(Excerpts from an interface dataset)
━━━━━━━━━━━━━━━━

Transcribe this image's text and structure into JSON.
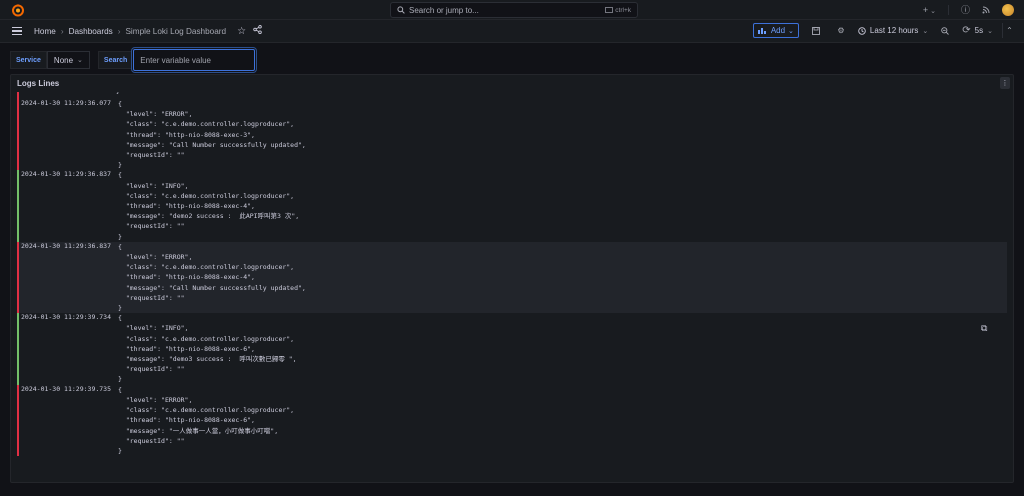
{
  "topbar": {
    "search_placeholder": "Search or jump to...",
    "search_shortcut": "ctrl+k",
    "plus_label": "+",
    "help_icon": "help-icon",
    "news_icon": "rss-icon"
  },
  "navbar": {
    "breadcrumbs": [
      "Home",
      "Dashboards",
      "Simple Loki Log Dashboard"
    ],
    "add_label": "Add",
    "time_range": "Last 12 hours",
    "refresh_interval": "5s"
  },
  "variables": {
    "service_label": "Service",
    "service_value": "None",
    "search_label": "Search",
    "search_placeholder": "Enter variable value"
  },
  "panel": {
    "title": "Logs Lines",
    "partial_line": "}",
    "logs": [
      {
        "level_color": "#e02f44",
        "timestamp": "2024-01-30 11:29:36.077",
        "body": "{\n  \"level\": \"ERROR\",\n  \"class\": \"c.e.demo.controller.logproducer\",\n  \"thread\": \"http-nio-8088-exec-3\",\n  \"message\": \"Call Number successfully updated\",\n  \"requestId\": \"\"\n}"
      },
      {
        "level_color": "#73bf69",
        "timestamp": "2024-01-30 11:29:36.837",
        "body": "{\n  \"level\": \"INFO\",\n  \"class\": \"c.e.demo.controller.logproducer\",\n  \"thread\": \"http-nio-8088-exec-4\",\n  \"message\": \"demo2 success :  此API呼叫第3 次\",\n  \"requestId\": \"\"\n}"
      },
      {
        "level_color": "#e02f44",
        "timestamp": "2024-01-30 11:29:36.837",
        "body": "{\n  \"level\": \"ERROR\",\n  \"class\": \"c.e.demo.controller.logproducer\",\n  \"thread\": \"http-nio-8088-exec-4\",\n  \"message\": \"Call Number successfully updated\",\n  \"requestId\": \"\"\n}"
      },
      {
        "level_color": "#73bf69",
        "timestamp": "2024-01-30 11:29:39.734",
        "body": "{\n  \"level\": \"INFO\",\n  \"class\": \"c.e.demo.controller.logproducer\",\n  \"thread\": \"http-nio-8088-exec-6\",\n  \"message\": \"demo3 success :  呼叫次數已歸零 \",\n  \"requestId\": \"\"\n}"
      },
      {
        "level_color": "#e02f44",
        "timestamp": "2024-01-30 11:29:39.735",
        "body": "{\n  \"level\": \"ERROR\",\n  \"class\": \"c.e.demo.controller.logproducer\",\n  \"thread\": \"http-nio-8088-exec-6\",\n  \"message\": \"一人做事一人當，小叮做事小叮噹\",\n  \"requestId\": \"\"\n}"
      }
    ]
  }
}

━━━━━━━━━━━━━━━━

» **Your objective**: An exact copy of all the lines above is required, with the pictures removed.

» **Your response**:
Transcribe this image's text and structure into JSON.
{
  "topbar": {
    "search_placeholder": "Search or jump to...",
    "search_shortcut": "ctrl+k",
    "plus_label": "+",
    "help_icon": "help-icon",
    "news_icon": "rss-icon"
  },
  "navbar": {
    "breadcrumbs": [
      "Home",
      "Dashboards",
      "Simple Loki Log Dashboard"
    ],
    "add_label": "Add",
    "time_range": "Last 12 hours",
    "refresh_interval": "5s"
  },
  "variables": {
    "service_label": "Service",
    "service_value": "None",
    "search_label": "Search",
    "search_placeholder": "Enter variable value"
  },
  "panel": {
    "title": "Logs Lines",
    "partial_line": "}",
    "logs": [
      {
        "level_color": "#e02f44",
        "timestamp": "2024-01-30 11:29:36.077",
        "body": "{\n  \"level\": \"ERROR\",\n  \"class\": \"c.e.demo.controller.logproducer\",\n  \"thread\": \"http-nio-8088-exec-3\",\n  \"message\": \"Call Number successfully updated\",\n  \"requestId\": \"\"\n}"
      },
      {
        "level_color": "#73bf69",
        "timestamp": "2024-01-30 11:29:36.837",
        "body": "{\n  \"level\": \"INFO\",\n  \"class\": \"c.e.demo.controller.logproducer\",\n  \"thread\": \"http-nio-8088-exec-4\",\n  \"message\": \"demo2 success :  此API呼叫第3 次\",\n  \"requestId\": \"\"\n}"
      },
      {
        "level_color": "#e02f44",
        "timestamp": "2024-01-30 11:29:36.837",
        "body": "{\n  \"level\": \"ERROR\",\n  \"class\": \"c.e.demo.controller.logproducer\",\n  \"thread\": \"http-nio-8088-exec-4\",\n  \"message\": \"Call Number successfully updated\",\n  \"requestId\": \"\"\n}"
      },
      {
        "level_color": "#73bf69",
        "timestamp": "2024-01-30 11:29:39.734",
        "body": "{\n  \"level\": \"INFO\",\n  \"class\": \"c.e.demo.controller.logproducer\",\n  \"thread\": \"http-nio-8088-exec-6\",\n  \"message\": \"demo3 success :  呼叫次數已歸零 \",\n  \"requestId\": \"\"\n}"
      },
      {
        "level_color": "#e02f44",
        "timestamp": "2024-01-30 11:29:39.735",
        "body": "{\n  \"level\": \"ERROR\",\n  \"class\": \"c.e.demo.controller.logproducer\",\n  \"thread\": \"http-nio-8088-exec-6\",\n  \"message\": \"一人做事一人當，小叮做事小叮噹\",\n  \"requestId\": \"\"\n}"
      }
    ]
  }
}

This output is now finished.